“ The Royal Academy of Arts in London has never been host to an exhibition quite like David Hockney’s A Bigger Picture. The academy has a history dating to 1768. The one-man show, which runs from Jan 21 to April 9, is a tour de force. It consists almost entirely of new work, using both low-tech media such as painting and the latest high-tech tools. Hockney approaches the time-honored subject of nature in a fresh, contemporary way. The result is spectacular.
Hockney has also come up with a more hi-tech kind of picture created by multiple, high-definition cameras set at slightly different angles. The result is a moving photo-collage: a bigger picture because it sees more, from varying points of view. Most of the films on show are landscapes, though the most recent is a dance spectacular, shot on 18 cameras in Hockney’s studio. It gives a wonderful festive finale to the exhibition, in which Hockney paints the stage in sumptuous color, and shoots the action like a combination of Pablo Picasso and Busby Berkeley ” … / continued online
“ [Hockney] is commanding new technologies in a countercultural quest to prove that painting, in an age dominated by conceptualism and installation, can be as theatrical and monumental as any 21st-century spectacle. ”
“ Hockney is best known as the raunchy Californian sensualist who painted sun-kissed boys gliding through the azure swimming pools of Los Angeles in the Sixties. And yet here he presents himself as a modest pastoralist, content to hymn the bounty of nature with quiet exultation – dancing, like Wordsworth, among the daffodils. Once inspired by distant destinations such as Egypt, China and America’s West Coast, he now seems happy pottering about a neglected nook of England. The prodigal son has returned to within 65 miles of Bradford, where he was born in 1937, and settled down. The internationalist has turned parochial. The radical has come over all conservative … Perhaps it’s a generational thing, but I don’t understand paintings like these. Fresh, bright and perfectly delightful, they are much too polite and unthinkingly happy for my taste: if they offer a vision of arcadia, it is a mindless one… ” / continued online

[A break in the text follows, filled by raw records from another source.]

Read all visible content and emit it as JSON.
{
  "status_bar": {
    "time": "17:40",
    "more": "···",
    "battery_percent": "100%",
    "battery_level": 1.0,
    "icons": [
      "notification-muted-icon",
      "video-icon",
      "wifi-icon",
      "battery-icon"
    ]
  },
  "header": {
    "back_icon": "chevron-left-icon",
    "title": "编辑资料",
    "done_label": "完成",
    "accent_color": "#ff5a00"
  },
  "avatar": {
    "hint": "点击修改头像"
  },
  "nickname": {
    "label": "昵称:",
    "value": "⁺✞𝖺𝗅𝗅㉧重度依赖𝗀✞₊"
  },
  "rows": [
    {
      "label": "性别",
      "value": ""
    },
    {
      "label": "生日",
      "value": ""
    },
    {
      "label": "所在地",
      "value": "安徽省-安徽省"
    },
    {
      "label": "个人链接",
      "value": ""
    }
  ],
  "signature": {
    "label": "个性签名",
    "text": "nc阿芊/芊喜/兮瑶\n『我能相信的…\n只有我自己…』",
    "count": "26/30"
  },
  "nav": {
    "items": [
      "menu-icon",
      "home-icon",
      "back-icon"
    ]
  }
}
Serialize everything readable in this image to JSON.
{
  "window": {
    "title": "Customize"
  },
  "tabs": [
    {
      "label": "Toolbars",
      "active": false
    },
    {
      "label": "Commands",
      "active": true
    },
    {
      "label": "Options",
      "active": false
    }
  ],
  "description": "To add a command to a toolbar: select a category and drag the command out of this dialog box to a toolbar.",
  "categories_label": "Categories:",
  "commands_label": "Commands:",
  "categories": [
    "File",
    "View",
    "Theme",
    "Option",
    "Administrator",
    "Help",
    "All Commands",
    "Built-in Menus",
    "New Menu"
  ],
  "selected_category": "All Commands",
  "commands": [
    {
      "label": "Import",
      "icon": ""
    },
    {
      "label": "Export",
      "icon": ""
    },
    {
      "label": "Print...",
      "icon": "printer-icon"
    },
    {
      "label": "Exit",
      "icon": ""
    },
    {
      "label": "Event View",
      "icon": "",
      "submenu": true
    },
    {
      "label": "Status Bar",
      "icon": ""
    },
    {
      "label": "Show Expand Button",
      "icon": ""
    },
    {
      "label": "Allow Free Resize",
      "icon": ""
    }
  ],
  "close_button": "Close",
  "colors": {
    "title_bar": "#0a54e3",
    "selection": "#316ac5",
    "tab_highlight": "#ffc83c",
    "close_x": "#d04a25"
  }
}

HOCKNEY REVEALS A ‘new vision of the world’
IN OUR OWN INTERVIEW 30 YEARS AGO
❚ WHILE IN LONDON FOR A FORTNIGHT in 1983 David Hockney says that he has resumed painting after a two-year break pursuing photography. The freshly primed canvases in his London studio testify to the urgency with which he wants “to deal with the ideas that are bubbling away”. He lobs in a shocker: “I’ve looked at some cubist paintings for 25 years without understanding them. Suddenly I see cubism differently, more clearly. And my experiments have led me to a couple of theories of my own . . .”